In the hours of the early morning here at work i enjoy the silence. It allows my mind to unravel the craziness of the previous day and take quiet walks around the office space. Recently i have been noting the books that people have on their shelves, and its odd – many people have the O’Reilly Programming Perl novel sitting up on their desks/bookshelves here. I say this is odd because so many people dont know a god damned thing about perl or have a barely functional knowledge of how it works or how to code in it.

One such example is pertaining to a failed attempt to be a software developer. An application with a “Template engine” that is controlled by the function you run previously. This is one aspect of this application that should let you all know how complicated this has been devised. I am convinced that i could simplify the code base considerably, given the freedom to do so, but alas – i cannot.

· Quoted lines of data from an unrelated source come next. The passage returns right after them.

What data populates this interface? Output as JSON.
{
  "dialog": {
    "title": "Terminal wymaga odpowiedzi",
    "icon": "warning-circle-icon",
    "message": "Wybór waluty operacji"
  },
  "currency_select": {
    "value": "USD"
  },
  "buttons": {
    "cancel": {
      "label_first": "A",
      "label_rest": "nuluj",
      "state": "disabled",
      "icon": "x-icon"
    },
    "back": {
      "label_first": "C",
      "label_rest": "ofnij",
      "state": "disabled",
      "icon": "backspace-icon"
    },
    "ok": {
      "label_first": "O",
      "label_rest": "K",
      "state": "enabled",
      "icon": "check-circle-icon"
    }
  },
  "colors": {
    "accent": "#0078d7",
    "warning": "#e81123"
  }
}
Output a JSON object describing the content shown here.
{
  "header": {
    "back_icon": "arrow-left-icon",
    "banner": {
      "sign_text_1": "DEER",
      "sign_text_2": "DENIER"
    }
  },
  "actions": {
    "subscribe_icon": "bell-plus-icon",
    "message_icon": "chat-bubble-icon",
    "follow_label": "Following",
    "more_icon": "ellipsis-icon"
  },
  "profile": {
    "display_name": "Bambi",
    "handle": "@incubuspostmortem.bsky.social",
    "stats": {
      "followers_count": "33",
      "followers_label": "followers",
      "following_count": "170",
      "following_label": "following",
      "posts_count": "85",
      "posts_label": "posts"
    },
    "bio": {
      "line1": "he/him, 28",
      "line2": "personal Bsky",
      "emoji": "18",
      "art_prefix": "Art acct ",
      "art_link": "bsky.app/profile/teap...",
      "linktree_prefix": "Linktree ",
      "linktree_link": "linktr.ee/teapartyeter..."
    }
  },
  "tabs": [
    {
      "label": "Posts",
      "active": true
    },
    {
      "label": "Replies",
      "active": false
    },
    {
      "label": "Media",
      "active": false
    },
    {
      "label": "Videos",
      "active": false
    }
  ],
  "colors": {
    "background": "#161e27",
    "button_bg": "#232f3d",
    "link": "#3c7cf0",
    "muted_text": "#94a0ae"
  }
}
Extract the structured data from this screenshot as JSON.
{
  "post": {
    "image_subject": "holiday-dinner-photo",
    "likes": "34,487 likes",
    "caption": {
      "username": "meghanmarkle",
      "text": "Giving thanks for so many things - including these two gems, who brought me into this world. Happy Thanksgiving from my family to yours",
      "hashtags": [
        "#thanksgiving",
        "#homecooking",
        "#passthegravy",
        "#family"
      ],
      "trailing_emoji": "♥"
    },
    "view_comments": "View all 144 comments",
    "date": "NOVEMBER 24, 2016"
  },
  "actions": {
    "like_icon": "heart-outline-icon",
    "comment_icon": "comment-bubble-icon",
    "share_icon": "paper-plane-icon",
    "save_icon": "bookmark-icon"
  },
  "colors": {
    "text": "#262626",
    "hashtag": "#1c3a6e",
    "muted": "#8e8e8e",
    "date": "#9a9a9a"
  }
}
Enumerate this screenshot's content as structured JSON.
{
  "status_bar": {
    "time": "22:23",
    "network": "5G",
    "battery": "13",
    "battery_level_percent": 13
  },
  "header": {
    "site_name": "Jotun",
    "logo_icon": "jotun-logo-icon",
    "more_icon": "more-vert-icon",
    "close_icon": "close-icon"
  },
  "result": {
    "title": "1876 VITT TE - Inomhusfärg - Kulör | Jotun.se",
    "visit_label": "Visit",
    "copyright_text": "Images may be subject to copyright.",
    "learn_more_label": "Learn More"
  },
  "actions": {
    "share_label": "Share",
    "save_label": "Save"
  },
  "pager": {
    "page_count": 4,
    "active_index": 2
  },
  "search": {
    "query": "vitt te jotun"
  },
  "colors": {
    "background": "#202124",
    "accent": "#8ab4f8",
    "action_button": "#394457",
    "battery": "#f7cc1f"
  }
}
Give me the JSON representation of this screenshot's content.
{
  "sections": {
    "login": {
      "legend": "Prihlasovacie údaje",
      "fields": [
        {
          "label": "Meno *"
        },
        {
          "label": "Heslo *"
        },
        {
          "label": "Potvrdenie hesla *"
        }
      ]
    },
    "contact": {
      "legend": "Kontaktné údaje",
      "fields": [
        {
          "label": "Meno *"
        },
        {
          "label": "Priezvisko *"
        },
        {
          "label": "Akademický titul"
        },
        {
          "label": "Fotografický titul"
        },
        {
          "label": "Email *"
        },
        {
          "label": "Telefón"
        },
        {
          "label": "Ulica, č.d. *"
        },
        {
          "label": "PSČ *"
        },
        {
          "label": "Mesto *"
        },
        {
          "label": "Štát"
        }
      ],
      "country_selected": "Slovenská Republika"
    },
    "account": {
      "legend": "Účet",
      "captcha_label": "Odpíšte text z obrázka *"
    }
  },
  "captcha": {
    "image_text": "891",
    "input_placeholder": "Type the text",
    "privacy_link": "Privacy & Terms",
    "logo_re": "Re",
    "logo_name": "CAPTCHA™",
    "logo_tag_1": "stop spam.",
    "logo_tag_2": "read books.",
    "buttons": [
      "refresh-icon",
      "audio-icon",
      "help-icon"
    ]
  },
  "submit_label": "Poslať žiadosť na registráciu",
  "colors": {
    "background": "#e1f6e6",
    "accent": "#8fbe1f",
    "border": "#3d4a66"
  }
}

Its odd that people purchase or borrow or share books when they are not willing to actually read them. There are a number of very interesting and necessary tidbits that sit just below the surface of Perl that are more than useful; that are more than powerful; that are able to correct code that you have just spent four hours working on instead of reading four hours yesterday. It’s called a Map. Use it.